Pupils’ hopes of studying at Oxford and Cambridge may be in jeopardy as admission exams, switched to an online format in the wake of Covid, have been beset with technical difficulties.
Last week, year 13 pupils across England sat a variety of admission exams for the two universities, such as the BioMedical Admissions Test (BMAT) for medicine, biomedical science or dentistry.
But schools say some pupils have been disadvantaged by tests not working, test links not arriving or formatting issues stopping them completing questions.
A number of the tests were administered by the exam board Cambridge Assessment, which is looking into the issues as a “matter of urgency”.
Deepa Jethwa, the policy manager at the Sixth Form Colleges Association, said many of its members had experienced problems. “We hope that the special consideration process they have in place will help to compensate for the technical issues students faced that were no fault of their own.”
Eight pupils at Chiswick School in west London sat a variety of admission exams.
The school registered for the tests in September. But on the morning of November 4, the date of the BMAT test, a link to the exam had still not been sent through.
Graham McNamara, the director of sixth form at the school, said the sole pupil sitting the BMAT had to be put in isolation for two-and-a-half hours until the link arrived.
“He couldn’t have his phone and no one could speak to him,” McNamara said. “For him it was stressful – there is a lot riding on him doing well in the exam.”
The student hopes to study at Oxford.
The school had sourced mentoring from a local doctor and had invested hours in exam preparation.
George Budd, the principal of the independent boarding school Moreton Hall in Shropshire, said a specialist exam assistant sat with each of its three pupils before the tests to ensure all equipment was set up correctly.
He said problems could have adversely affected schools in which pupils did not sit the exams often.
Cambridge Assessment said it was “impossible to run tests in centres” because of the large number of candidates around the world who were either self-isolating or subject to restrictions.
As such, BMAT, with other exams such as Thinking Skills Assessment (TSA) and the Test of Mathematics for University Admission (TMUA), were delivered online through a platform provided by Mercer Mettl.
A spokesperson for the board said it had used the platform “successfully to deliver online testing on several occasions”. Most of the 3,000 exam locations around the world had no problems.
“Unfortunately, some centres in the UK experienced technical issues and we are looking into these as a matter of urgency. At this stage, we have not confirmed the number of candidates affected, but it is a small percentage of the total number.”
Analysis of the board’s Twitter feed shows it received 16 complaints regarding links not being sent or logins not working between November 3 and 5.
Another teacher, who wishes to remain anonymous, had a pupil sitting the TSA to study land economy at Cambridge.

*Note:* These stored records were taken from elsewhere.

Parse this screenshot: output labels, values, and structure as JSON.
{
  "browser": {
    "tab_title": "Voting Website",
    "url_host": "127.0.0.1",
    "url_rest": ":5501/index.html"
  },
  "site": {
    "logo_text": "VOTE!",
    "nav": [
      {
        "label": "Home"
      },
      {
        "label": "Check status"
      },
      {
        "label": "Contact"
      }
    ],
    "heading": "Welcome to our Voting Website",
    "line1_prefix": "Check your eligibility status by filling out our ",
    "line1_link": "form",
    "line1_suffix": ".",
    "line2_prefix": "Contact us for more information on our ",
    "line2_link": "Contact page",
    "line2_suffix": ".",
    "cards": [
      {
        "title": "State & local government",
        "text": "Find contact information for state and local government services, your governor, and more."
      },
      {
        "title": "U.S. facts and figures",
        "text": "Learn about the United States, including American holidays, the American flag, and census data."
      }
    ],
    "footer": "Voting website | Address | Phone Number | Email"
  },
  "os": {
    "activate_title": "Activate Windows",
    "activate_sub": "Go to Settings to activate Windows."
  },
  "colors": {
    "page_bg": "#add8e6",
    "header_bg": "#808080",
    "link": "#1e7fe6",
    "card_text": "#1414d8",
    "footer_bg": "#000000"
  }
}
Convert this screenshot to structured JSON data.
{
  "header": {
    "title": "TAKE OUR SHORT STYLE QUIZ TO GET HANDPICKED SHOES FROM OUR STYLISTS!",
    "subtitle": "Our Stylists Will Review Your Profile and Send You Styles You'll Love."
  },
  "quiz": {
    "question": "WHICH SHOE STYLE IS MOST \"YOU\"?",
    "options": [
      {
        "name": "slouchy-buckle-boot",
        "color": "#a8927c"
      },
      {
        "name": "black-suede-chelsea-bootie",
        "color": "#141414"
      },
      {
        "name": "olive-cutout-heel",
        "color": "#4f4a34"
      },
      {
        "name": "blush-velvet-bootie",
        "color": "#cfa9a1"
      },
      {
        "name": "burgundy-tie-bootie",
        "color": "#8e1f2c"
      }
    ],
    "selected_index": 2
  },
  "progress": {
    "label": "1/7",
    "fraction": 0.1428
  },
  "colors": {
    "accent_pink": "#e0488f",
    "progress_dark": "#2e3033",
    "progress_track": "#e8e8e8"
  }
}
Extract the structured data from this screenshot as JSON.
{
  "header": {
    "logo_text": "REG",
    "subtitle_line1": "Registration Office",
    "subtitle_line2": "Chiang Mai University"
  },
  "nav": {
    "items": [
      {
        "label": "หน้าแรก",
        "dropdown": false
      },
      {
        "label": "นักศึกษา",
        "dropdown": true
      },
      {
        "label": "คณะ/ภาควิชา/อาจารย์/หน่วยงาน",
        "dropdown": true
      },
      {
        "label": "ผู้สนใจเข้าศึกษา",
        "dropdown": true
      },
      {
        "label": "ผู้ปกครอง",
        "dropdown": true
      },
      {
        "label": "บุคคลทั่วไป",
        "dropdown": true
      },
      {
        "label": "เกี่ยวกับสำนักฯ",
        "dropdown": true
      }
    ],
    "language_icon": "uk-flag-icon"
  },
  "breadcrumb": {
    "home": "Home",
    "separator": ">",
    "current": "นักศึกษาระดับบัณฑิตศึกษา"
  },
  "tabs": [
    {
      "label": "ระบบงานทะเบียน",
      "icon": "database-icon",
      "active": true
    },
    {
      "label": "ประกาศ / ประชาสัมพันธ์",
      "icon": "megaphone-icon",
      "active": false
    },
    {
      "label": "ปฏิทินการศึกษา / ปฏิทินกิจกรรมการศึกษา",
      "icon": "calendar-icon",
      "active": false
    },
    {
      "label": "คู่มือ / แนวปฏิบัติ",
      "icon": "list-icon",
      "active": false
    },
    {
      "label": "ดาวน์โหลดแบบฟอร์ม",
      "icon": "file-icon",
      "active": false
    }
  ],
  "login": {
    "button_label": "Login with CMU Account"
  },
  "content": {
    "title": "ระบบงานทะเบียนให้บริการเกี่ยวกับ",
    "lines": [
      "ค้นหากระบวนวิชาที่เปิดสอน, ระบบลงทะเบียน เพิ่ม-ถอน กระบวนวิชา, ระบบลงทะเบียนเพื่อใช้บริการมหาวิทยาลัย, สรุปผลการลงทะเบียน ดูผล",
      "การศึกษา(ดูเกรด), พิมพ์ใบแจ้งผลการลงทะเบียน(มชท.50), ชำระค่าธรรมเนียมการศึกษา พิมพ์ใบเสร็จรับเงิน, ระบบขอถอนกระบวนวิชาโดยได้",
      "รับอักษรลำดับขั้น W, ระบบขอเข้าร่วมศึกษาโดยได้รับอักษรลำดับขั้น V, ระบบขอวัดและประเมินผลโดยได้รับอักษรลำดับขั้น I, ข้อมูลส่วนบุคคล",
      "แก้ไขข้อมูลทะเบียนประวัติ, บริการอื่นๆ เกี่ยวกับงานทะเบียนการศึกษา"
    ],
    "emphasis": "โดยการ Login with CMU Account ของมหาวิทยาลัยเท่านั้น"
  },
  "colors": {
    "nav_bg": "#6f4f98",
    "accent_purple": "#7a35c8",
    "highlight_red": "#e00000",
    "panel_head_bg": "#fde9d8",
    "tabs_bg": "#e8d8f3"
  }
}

The student was unable to properly view sections of the exam as the screen zoomed in on text she was attempting to analyse, making it impossible to read.
“Because it was being invigilated online she didn’t want to run the risk of being accused of plagiarism or communicating during the exam so she stayed silent”, the teacher said.
“She definitely didn’t have the chance to answer the whole paper and is gutted this might count against her.”
The Cambridge Assessment spokesperson added: “It is extremely important to us that no candidate is disadvantaged and we have a special consideration process for any candidate who felt that something on test day – be it a technical or other issue – impeded their ability to answer the questions.”
The board was reviewing such requests and “working closely” with the universities involved. A full update would be made later this week.